(Requirement): Every line from the one containing "Extract the structured" to the end of the records below, written out word for word, is the whole answer.

(Excerpted records):
========

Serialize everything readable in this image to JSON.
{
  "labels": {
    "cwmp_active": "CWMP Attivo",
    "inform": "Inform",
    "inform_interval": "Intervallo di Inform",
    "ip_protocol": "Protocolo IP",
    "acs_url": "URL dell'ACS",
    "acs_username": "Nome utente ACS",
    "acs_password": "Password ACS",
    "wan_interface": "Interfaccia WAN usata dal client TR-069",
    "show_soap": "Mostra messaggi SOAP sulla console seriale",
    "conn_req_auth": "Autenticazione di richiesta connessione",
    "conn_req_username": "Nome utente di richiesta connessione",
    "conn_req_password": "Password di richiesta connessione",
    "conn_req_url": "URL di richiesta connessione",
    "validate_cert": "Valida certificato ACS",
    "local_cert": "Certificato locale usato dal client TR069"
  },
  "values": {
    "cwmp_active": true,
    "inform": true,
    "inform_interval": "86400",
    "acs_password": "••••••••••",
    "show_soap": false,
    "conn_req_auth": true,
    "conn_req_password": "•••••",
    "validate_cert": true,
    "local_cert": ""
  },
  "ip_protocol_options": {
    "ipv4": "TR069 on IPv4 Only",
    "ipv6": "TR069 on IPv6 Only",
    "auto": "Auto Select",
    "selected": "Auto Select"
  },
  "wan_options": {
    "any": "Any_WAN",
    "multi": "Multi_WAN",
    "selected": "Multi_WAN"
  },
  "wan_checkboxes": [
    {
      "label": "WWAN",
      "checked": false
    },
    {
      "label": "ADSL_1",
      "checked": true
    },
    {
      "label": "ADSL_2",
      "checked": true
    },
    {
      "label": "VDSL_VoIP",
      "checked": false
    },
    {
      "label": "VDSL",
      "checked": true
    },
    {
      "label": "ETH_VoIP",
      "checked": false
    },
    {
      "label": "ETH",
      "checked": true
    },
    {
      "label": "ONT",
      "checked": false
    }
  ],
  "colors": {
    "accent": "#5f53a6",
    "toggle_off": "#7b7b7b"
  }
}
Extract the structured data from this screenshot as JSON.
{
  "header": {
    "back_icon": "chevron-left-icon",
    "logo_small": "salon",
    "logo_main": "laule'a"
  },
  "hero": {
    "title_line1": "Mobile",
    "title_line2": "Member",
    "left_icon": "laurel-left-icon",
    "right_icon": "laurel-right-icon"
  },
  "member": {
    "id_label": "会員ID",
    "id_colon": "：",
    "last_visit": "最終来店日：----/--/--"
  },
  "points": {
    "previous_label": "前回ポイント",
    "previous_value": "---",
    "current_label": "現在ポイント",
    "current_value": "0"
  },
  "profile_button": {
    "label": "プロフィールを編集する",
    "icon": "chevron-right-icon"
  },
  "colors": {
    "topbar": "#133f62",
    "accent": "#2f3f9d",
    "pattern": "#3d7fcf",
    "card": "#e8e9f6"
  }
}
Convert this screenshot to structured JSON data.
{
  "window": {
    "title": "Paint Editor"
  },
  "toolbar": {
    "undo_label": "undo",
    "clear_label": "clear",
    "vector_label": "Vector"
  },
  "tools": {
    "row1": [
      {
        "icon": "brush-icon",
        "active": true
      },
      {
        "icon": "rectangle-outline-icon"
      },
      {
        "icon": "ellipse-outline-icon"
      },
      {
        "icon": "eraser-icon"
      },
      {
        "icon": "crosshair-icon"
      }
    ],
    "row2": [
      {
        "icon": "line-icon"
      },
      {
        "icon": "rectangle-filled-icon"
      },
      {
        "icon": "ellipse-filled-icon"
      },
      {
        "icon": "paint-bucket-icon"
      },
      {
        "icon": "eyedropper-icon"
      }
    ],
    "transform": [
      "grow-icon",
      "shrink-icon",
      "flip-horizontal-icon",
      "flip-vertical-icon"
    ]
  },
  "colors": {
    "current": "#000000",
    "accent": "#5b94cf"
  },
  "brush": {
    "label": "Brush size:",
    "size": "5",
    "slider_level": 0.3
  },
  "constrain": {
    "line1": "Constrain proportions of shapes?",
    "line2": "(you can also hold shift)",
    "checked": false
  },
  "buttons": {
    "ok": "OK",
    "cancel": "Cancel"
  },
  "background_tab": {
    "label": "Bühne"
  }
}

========

(Written response):
Extract the structured data from this screenshot as JSON.
{
  "header": {
    "back_icon": "chevron-left-icon",
    "logo_small": "salon",
    "logo_main": "laule'a"
  },
  "hero": {
    "title_line1": "Mobile",
    "title_line2": "Member",
    "left_icon": "laurel-left-icon",
    "right_icon": "laurel-right-icon"
  },
  "member": {
    "id_label": "会員ID",
    "id_colon": "：",
    "last_visit": "最終来店日：----/--/--"
  },
  "points": {
    "previous_label": "前回ポイント",
    "previous_value": "---",
    "current_label": "現在ポイント",
    "current_value": "0"
  },
  "profile_button": {
    "label": "プロフィールを編集する",
    "icon": "chevron-right-icon"
  },
  "colors": {
    "topbar": "#133f62",
    "accent": "#2f3f9d",
    "pattern": "#3d7fcf",
    "card": "#e8e9f6"
  }
}
Convert this screenshot to structured JSON data.
{
  "window": {
    "title": "Paint Editor"
  },
  "toolbar": {
    "undo_label": "undo",
    "clear_label": "clear",
    "vector_label": "Vector"
  },
  "tools": {
    "row1": [
      {
        "icon": "brush-icon",
        "active": true
      },
      {
        "icon": "rectangle-outline-icon"
      },
      {
        "icon": "ellipse-outline-icon"
      },
      {
        "icon": "eraser-icon"
      },
      {
        "icon": "crosshair-icon"
      }
    ],
    "row2": [
      {
        "icon": "line-icon"
      },
      {
        "icon": "rectangle-filled-icon"
      },
      {
        "icon": "ellipse-filled-icon"
      },
      {
        "icon": "paint-bucket-icon"
      },
      {
        "icon": "eyedropper-icon"
      }
    ],
    "transform": [
      "grow-icon",
      "shrink-icon",
      "flip-horizontal-icon",
      "flip-vertical-icon"
    ]
  },
  "colors": {
    "current": "#000000",
    "accent": "#5b94cf"
  },
  "brush": {
    "label": "Brush size:",
    "size": "5",
    "slider_level": 0.3
  },
  "constrain": {
    "line1": "Constrain proportions of shapes?",
    "line2": "(you can also hold shift)",
    "checked": false
  },
  "buttons": {
    "ok": "OK",
    "cancel": "Cancel"
  },
  "background_tab": {
    "label": "Bühne"
  }
}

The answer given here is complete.